For each chapter covered in the text book, his students could create an eBook. This publication would then be broken down into units much like the paper version. Because BookCreator pulls from the Camera roll, any images or video that can be exported to that location could then be incorporated into the final product. Consider adding labels to photos of the text with Skitch, screen captures of graphs created with GeometryPad, or videos exported out of ExplainEverything. Combine this with text boxes that include relevant theorems or vocabulary, and students could essentially create documentation of their own problem solving and learning. Completed books can then be sent to iBooks and placed in a specific collection.

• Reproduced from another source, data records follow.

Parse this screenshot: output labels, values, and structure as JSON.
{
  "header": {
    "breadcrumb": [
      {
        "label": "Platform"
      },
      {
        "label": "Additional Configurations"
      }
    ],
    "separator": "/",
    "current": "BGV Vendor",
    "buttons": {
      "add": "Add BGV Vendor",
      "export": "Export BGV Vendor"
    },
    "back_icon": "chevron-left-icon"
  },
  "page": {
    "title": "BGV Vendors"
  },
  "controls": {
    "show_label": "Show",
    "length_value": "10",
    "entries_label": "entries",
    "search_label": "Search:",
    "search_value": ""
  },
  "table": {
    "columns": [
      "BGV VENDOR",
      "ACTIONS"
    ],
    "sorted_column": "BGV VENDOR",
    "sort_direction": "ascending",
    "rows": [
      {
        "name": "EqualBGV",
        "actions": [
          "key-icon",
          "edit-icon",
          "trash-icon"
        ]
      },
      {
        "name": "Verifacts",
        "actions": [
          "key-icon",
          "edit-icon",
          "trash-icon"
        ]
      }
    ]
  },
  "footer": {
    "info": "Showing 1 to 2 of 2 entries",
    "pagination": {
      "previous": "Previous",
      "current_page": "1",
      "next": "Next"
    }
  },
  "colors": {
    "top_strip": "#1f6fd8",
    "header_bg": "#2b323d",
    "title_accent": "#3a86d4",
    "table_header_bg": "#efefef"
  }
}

We then discussed workflow and how the students could “turn in” their books. However, we decided that rather than a technical solution such as sending to DropBox or Google Drive, the value would be in conferencing with the student before each chapter assessment to review their work. At the end of the year, a final conference would provide a holistic view of their work over entire course. By creating a math portfolio in iBooks, the students also gain a customized exam review system in addition to the documentation of their learning process.